Copy nothing but the text: repeat each entry exactly and drop the images.

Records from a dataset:
────────
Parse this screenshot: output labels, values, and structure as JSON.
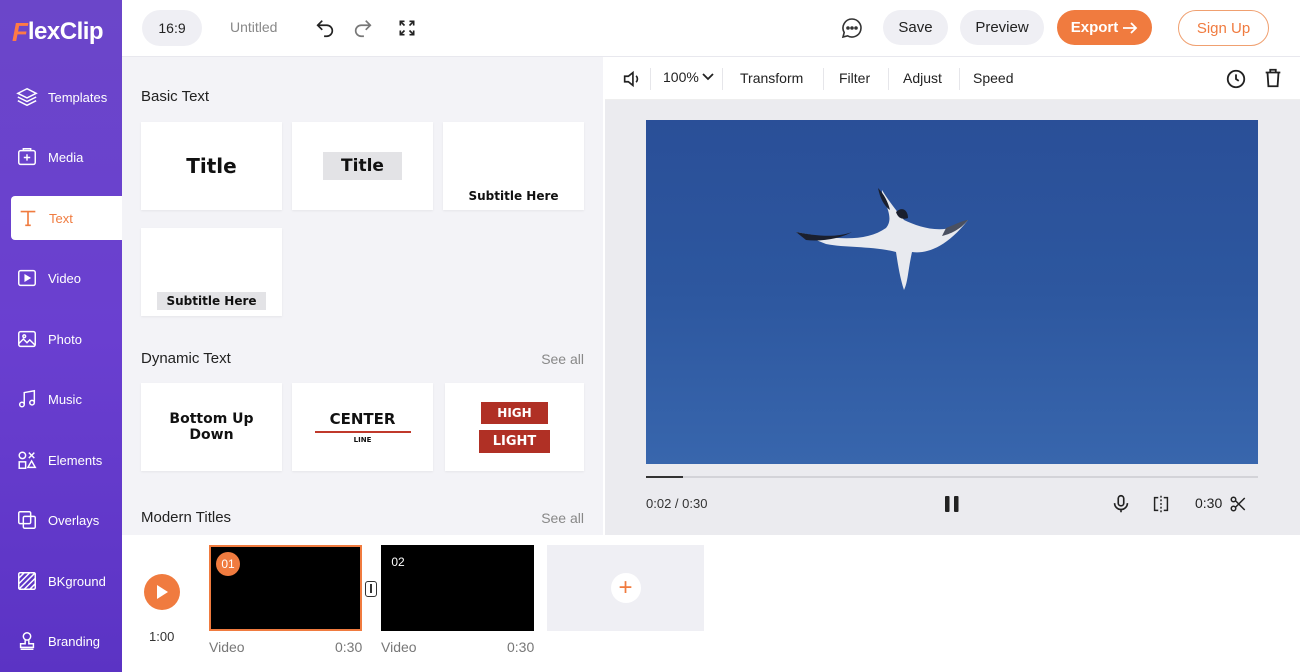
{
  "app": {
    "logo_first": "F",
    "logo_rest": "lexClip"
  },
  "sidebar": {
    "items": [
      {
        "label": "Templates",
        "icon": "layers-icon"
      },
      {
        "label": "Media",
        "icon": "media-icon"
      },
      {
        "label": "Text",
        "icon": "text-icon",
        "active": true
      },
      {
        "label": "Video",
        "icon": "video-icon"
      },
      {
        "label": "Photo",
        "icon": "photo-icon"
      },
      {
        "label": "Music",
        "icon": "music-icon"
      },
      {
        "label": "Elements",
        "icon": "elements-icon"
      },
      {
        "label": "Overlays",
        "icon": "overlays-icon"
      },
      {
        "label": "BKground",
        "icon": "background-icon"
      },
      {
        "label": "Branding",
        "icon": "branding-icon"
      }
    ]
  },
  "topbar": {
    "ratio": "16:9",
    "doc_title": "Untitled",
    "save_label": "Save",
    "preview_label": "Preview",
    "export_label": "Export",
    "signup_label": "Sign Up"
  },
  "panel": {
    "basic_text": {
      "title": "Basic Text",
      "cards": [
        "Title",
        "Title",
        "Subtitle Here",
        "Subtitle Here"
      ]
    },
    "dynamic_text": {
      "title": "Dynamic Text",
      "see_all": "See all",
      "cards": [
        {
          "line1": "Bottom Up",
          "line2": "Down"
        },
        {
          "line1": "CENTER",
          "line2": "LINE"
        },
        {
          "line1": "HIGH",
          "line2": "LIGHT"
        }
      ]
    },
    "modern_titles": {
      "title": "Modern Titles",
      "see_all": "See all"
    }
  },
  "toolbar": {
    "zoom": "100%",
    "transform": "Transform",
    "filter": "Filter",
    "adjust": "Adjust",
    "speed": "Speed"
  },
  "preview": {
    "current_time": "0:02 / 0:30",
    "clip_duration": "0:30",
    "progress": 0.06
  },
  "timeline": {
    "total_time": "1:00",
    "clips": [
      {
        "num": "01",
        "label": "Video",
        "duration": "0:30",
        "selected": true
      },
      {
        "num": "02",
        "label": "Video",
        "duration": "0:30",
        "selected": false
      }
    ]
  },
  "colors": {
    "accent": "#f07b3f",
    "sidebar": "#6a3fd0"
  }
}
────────
SOLUTION BELOW:
Parse this screenshot: output labels, values, and structure as JSON.
{
  "app": {
    "logo_first": "F",
    "logo_rest": "lexClip"
  },
  "sidebar": {
    "items": [
      {
        "label": "Templates",
        "icon": "layers-icon"
      },
      {
        "label": "Media",
        "icon": "media-icon"
      },
      {
        "label": "Text",
        "icon": "text-icon",
        "active": true
      },
      {
        "label": "Video",
        "icon": "video-icon"
      },
      {
        "label": "Photo",
        "icon": "photo-icon"
      },
      {
        "label": "Music",
        "icon": "music-icon"
      },
      {
        "label": "Elements",
        "icon": "elements-icon"
      },
      {
        "label": "Overlays",
        "icon": "overlays-icon"
      },
      {
        "label": "BKground",
        "icon": "background-icon"
      },
      {
        "label": "Branding",
        "icon": "branding-icon"
      }
    ]
  },
  "topbar": {
    "ratio": "16:9",
    "doc_title": "Untitled",
    "save_label": "Save",
    "preview_label": "Preview",
    "export_label": "Export",
    "signup_label": "Sign Up"
  },
  "panel": {
    "basic_text": {
      "title": "Basic Text",
      "cards": [
        "Title",
        "Title",
        "Subtitle Here",
        "Subtitle Here"
      ]
    },
    "dynamic_text": {
      "title": "Dynamic Text",
      "see_all": "See all",
      "cards": [
        {
          "line1": "Bottom Up",
          "line2": "Down"
        },
        {
          "line1": "CENTER",
          "line2": "LINE"
        },
        {
          "line1": "HIGH",
          "line2": "LIGHT"
        }
      ]
    },
    "modern_titles": {
      "title": "Modern Titles",
      "see_all": "See all"
    }
  },
  "toolbar": {
    "zoom": "100%",
    "transform": "Transform",
    "filter": "Filter",
    "adjust": "Adjust",
    "speed": "Speed"
  },
  "preview": {
    "current_time": "0:02 / 0:30",
    "clip_duration": "0:30",
    "progress": 0.06
  },
  "timeline": {
    "total_time": "1:00",
    "clips": [
      {
        "num": "01",
        "label": "Video",
        "duration": "0:30",
        "selected": true
      },
      {
        "num": "02",
        "label": "Video",
        "duration": "0:30",
        "selected": false
      }
    ]
  },
  "colors": {
    "accent": "#f07b3f",
    "sidebar": "#6a3fd0"
  }
}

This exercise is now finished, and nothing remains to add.